▶ _WHAT IS EXPECTED_:
Every line of the listing is to be returned exactly as given.
Segment Start: DATASET ENTRIES
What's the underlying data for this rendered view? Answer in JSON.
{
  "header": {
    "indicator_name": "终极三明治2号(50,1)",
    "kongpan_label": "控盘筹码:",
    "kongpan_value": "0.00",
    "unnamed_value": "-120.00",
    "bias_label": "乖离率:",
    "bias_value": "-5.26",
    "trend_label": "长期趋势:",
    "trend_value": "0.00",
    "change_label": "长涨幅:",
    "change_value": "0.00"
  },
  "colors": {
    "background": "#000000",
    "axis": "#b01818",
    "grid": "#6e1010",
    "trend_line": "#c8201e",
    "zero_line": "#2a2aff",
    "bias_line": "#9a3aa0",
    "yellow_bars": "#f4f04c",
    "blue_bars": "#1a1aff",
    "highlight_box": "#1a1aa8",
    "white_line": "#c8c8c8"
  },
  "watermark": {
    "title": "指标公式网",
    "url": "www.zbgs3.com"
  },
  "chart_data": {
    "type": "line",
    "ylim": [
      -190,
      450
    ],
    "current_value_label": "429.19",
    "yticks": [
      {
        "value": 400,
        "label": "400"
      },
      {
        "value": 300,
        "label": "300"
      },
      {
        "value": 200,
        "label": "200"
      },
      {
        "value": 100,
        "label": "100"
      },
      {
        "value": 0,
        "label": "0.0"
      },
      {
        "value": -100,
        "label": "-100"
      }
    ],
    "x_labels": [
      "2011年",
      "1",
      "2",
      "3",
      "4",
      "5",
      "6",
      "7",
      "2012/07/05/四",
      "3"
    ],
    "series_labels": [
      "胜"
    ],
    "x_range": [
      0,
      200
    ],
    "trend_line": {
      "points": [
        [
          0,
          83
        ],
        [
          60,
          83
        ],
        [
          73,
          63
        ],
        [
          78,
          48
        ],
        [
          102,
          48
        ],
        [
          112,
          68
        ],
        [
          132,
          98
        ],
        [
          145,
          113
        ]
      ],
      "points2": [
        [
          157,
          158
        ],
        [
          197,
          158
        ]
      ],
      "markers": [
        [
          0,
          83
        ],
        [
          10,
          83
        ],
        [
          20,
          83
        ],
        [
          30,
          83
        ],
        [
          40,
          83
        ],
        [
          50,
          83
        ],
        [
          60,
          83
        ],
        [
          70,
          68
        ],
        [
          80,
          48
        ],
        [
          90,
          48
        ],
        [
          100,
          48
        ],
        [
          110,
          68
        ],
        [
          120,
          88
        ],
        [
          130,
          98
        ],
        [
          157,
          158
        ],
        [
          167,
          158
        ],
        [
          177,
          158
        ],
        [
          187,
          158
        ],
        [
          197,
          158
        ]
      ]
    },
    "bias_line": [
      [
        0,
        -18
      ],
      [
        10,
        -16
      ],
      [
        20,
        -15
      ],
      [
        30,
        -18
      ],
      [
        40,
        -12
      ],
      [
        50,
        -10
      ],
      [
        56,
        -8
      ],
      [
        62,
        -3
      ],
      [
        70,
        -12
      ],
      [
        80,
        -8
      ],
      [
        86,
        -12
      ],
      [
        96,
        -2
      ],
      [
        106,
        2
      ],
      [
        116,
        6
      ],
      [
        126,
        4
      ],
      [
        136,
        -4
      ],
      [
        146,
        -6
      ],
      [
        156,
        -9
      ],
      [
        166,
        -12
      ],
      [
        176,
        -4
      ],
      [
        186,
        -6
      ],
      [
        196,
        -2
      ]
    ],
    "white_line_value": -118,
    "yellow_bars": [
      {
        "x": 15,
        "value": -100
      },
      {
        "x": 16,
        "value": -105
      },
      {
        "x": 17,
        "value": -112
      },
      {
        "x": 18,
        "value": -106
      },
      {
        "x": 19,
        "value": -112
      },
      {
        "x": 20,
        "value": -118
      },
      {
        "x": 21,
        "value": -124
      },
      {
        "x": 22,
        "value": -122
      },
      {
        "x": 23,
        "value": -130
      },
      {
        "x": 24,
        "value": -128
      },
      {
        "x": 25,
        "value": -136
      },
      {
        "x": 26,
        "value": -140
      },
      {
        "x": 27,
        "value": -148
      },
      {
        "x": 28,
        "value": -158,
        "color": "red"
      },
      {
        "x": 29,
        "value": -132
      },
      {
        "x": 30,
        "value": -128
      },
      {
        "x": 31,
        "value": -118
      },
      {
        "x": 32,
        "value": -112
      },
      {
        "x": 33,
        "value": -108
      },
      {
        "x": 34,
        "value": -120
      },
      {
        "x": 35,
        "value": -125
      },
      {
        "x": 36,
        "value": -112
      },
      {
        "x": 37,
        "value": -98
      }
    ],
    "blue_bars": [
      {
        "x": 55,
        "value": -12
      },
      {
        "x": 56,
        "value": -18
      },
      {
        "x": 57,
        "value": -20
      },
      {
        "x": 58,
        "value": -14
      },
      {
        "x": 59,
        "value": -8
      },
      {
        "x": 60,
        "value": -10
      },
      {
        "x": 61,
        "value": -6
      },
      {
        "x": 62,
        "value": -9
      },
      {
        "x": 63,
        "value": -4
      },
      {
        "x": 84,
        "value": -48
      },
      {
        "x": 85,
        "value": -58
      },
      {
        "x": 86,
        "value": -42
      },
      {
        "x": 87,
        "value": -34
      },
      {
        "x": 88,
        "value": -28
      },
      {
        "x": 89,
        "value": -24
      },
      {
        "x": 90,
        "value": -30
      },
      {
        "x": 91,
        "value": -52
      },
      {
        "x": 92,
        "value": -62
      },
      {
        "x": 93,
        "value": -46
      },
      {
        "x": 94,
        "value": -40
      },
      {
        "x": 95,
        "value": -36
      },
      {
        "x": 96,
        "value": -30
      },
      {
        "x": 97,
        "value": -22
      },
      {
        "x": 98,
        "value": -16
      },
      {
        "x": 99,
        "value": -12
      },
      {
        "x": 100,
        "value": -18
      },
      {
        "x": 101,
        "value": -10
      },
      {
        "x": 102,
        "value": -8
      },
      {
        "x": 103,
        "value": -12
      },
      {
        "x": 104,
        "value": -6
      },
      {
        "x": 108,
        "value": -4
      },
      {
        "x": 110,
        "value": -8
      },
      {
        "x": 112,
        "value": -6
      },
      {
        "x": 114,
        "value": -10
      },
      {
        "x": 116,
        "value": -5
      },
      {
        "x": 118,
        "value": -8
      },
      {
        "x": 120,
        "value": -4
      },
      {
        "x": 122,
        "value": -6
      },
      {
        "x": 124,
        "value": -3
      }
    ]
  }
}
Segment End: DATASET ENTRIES
▶ _SOLUTION FOR THIS PROBLEM_:
What's the underlying data for this rendered view? Answer in JSON.
{
  "header": {
    "indicator_name": "终极三明治2号(50,1)",
    "kongpan_label": "控盘筹码:",
    "kongpan_value": "0.00",
    "unnamed_value": "-120.00",
    "bias_label": "乖离率:",
    "bias_value": "-5.26",
    "trend_label": "长期趋势:",
    "trend_value": "0.00",
    "change_label": "长涨幅:",
    "change_value": "0.00"
  },
  "colors": {
    "background": "#000000",
    "axis": "#b01818",
    "grid": "#6e1010",
    "trend_line": "#c8201e",
    "zero_line": "#2a2aff",
    "bias_line": "#9a3aa0",
    "yellow_bars": "#f4f04c",
    "blue_bars": "#1a1aff",
    "highlight_box": "#1a1aa8",
    "white_line": "#c8c8c8"
  },
  "watermark": {
    "title": "指标公式网",
    "url": "www.zbgs3.com"
  },
  "chart_data": {
    "type": "line",
    "ylim": [
      -190,
      450
    ],
    "current_value_label": "429.19",
    "yticks": [
      {
        "value": 400,
        "label": "400"
      },
      {
        "value": 300,
        "label": "300"
      },
      {
        "value": 200,
        "label": "200"
      },
      {
        "value": 100,
        "label": "100"
      },
      {
        "value": 0,
        "label": "0.0"
      },
      {
        "value": -100,
        "label": "-100"
      }
    ],
    "x_labels": [
      "2011年",
      "1",
      "2",
      "3",
      "4",
      "5",
      "6",
      "7",
      "2012/07/05/四",
      "3"
    ],
    "series_labels": [
      "胜"
    ],
    "x_range": [
      0,
      200
    ],
    "trend_line": {
      "points": [
        [
          0,
          83
        ],
        [
          60,
          83
        ],
        [
          73,
          63
        ],
        [
          78,
          48
        ],
        [
          102,
          48
        ],
        [
          112,
          68
        ],
        [
          132,
          98
        ],
        [
          145,
          113
        ]
      ],
      "points2": [
        [
          157,
          158
        ],
        [
          197,
          158
        ]
      ],
      "markers": [
        [
          0,
          83
        ],
        [
          10,
          83
        ],
        [
          20,
          83
        ],
        [
          30,
          83
        ],
        [
          40,
          83
        ],
        [
          50,
          83
        ],
        [
          60,
          83
        ],
        [
          70,
          68
        ],
        [
          80,
          48
        ],
        [
          90,
          48
        ],
        [
          100,
          48
        ],
        [
          110,
          68
        ],
        [
          120,
          88
        ],
        [
          130,
          98
        ],
        [
          157,
          158
        ],
        [
          167,
          158
        ],
        [
          177,
          158
        ],
        [
          187,
          158
        ],
        [
          197,
          158
        ]
      ]
    },
    "bias_line": [
      [
        0,
        -18
      ],
      [
        10,
        -16
      ],
      [
        20,
        -15
      ],
      [
        30,
        -18
      ],
      [
        40,
        -12
      ],
      [
        50,
        -10
      ],
      [
        56,
        -8
      ],
      [
        62,
        -3
      ],
      [
        70,
        -12
      ],
      [
        80,
        -8
      ],
      [
        86,
        -12
      ],
      [
        96,
        -2
      ],
      [
        106,
        2
      ],
      [
        116,
        6
      ],
      [
        126,
        4
      ],
      [
        136,
        -4
      ],
      [
        146,
        -6
      ],
      [
        156,
        -9
      ],
      [
        166,
        -12
      ],
      [
        176,
        -4
      ],
      [
        186,
        -6
      ],
      [
        196,
        -2
      ]
    ],
    "white_line_value": -118,
    "yellow_bars": [
      {
        "x": 15,
        "value": -100
      },
      {
        "x": 16,
        "value": -105
      },
      {
        "x": 17,
        "value": -112
      },
      {
        "x": 18,
        "value": -106
      },
      {
        "x": 19,
        "value": -112
      },
      {
        "x": 20,
        "value": -118
      },
      {
        "x": 21,
        "value": -124
      },
      {
        "x": 22,
        "value": -122
      },
      {
        "x": 23,
        "value": -130
      },
      {
        "x": 24,
        "value": -128
      },
      {
        "x": 25,
        "value": -136
      },
      {
        "x": 26,
        "value": -140
      },
      {
        "x": 27,
        "value": -148
      },
      {
        "x": 28,
        "value": -158,
        "color": "red"
      },
      {
        "x": 29,
        "value": -132
      },
      {
        "x": 30,
        "value": -128
      },
      {
        "x": 31,
        "value": -118
      },
      {
        "x": 32,
        "value": -112
      },
      {
        "x": 33,
        "value": -108
      },
      {
        "x": 34,
        "value": -120
      },
      {
        "x": 35,
        "value": -125
      },
      {
        "x": 36,
        "value": -112
      },
      {
        "x": 37,
        "value": -98
      }
    ],
    "blue_bars": [
      {
        "x": 55,
        "value": -12
      },
      {
        "x": 56,
        "value": -18
      },
      {
        "x": 57,
        "value": -20
      },
      {
        "x": 58,
        "value": -14
      },
      {
        "x": 59,
        "value": -8
      },
      {
        "x": 60,
        "value": -10
      },
      {
        "x": 61,
        "value": -6
      },
      {
        "x": 62,
        "value": -9
      },
      {
        "x": 63,
        "value": -4
      },
      {
        "x": 84,
        "value": -48
      },
      {
        "x": 85,
        "value": -58
      },
      {
        "x": 86,
        "value": -42
      },
      {
        "x": 87,
        "value": -34
      },
      {
        "x": 88,
        "value": -28
      },
      {
        "x": 89,
        "value": -24
      },
      {
        "x": 90,
        "value": -30
      },
      {
        "x": 91,
        "value": -52
      },
      {
        "x": 92,
        "value": -62
      },
      {
        "x": 93,
        "value": -46
      },
      {
        "x": 94,
        "value": -40
      },
      {
        "x": 95,
        "value": -36
      },
      {
        "x": 96,
        "value": -30
      },
      {
        "x": 97,
        "value": -22
      },
      {
        "x": 98,
        "value": -16
      },
      {
        "x": 99,
        "value": -12
      },
      {
        "x": 100,
        "value": -18
      },
      {
        "x": 101,
        "value": -10
      },
      {
        "x": 102,
        "value": -8
      },
      {
        "x": 103,
        "value": -12
      },
      {
        "x": 104,
        "value": -6
      },
      {
        "x": 108,
        "value": -4
      },
      {
        "x": 110,
        "value": -8
      },
      {
        "x": 112,
        "value": -6
      },
      {
        "x": 114,
        "value": -10
      },
      {
        "x": 116,
        "value": -5
      },
      {
        "x": 118,
        "value": -8
      },
      {
        "x": 120,
        "value": -4
      },
      {
        "x": 122,
        "value": -6
      },
      {
        "x": 124,
        "value": -3
      }
    ]
  }
}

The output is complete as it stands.